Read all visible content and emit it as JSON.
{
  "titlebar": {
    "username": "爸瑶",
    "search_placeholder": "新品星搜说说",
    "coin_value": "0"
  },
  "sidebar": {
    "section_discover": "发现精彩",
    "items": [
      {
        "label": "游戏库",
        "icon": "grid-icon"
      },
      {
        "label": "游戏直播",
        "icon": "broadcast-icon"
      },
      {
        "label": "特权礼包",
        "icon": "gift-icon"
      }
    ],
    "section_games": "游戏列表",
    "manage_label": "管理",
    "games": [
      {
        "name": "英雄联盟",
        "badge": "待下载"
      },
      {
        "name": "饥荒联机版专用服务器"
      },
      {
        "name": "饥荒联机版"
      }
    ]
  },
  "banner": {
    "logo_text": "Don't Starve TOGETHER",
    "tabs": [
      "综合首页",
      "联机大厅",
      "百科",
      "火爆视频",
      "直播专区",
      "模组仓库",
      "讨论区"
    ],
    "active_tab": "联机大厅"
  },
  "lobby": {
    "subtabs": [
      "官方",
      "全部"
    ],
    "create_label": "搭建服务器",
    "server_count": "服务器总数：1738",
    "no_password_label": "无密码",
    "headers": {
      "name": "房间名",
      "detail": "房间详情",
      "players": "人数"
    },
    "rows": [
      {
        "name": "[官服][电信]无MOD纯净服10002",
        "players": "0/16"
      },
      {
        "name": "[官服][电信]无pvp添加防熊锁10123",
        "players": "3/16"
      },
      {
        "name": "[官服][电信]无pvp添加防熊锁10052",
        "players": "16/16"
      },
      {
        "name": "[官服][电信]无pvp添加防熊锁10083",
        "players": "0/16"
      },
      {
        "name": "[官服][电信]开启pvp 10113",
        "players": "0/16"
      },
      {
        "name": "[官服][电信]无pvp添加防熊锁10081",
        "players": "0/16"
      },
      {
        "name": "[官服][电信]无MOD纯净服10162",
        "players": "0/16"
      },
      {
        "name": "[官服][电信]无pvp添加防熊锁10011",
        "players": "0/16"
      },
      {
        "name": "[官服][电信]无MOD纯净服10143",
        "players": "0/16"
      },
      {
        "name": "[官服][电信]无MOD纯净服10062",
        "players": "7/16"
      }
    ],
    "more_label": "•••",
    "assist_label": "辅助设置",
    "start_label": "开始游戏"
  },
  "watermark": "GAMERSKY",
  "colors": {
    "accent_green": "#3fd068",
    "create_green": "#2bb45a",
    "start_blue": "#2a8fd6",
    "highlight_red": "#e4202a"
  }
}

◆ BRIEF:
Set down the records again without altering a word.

◆ RESPONSE AREA:
Read all visible content and emit it as JSON.
{
  "titlebar": {
    "username": "爸瑶",
    "search_placeholder": "新品星搜说说",
    "coin_value": "0"
  },
  "sidebar": {
    "section_discover": "发现精彩",
    "items": [
      {
        "label": "游戏库",
        "icon": "grid-icon"
      },
      {
        "label": "游戏直播",
        "icon": "broadcast-icon"
      },
      {
        "label": "特权礼包",
        "icon": "gift-icon"
      }
    ],
    "section_games": "游戏列表",
    "manage_label": "管理",
    "games": [
      {
        "name": "英雄联盟",
        "badge": "待下载"
      },
      {
        "name": "饥荒联机版专用服务器"
      },
      {
        "name": "饥荒联机版"
      }
    ]
  },
  "banner": {
    "logo_text": "Don't Starve TOGETHER",
    "tabs": [
      "综合首页",
      "联机大厅",
      "百科",
      "火爆视频",
      "直播专区",
      "模组仓库",
      "讨论区"
    ],
    "active_tab": "联机大厅"
  },
  "lobby": {
    "subtabs": [
      "官方",
      "全部"
    ],
    "create_label": "搭建服务器",
    "server_count": "服务器总数：1738",
    "no_password_label": "无密码",
    "headers": {
      "name": "房间名",
      "detail": "房间详情",
      "players": "人数"
    },
    "rows": [
      {
        "name": "[官服][电信]无MOD纯净服10002",
        "players": "0/16"
      },
      {
        "name": "[官服][电信]无pvp添加防熊锁10123",
        "players": "3/16"
      },
      {
        "name": "[官服][电信]无pvp添加防熊锁10052",
        "players": "16/16"
      },
      {
        "name": "[官服][电信]无pvp添加防熊锁10083",
        "players": "0/16"
      },
      {
        "name": "[官服][电信]开启pvp 10113",
        "players": "0/16"
      },
      {
        "name": "[官服][电信]无pvp添加防熊锁10081",
        "players": "0/16"
      },
      {
        "name": "[官服][电信]无MOD纯净服10162",
        "players": "0/16"
      },
      {
        "name": "[官服][电信]无pvp添加防熊锁10011",
        "players": "0/16"
      },
      {
        "name": "[官服][电信]无MOD纯净服10143",
        "players": "0/16"
      },
      {
        "name": "[官服][电信]无MOD纯净服10062",
        "players": "7/16"
      }
    ],
    "more_label": "•••",
    "assist_label": "辅助设置",
    "start_label": "开始游戏"
  },
  "watermark": "GAMERSKY",
  "colors": {
    "accent_green": "#3fd068",
    "create_green": "#2bb45a",
    "start_blue": "#2a8fd6",
    "highlight_red": "#e4202a"
  }
}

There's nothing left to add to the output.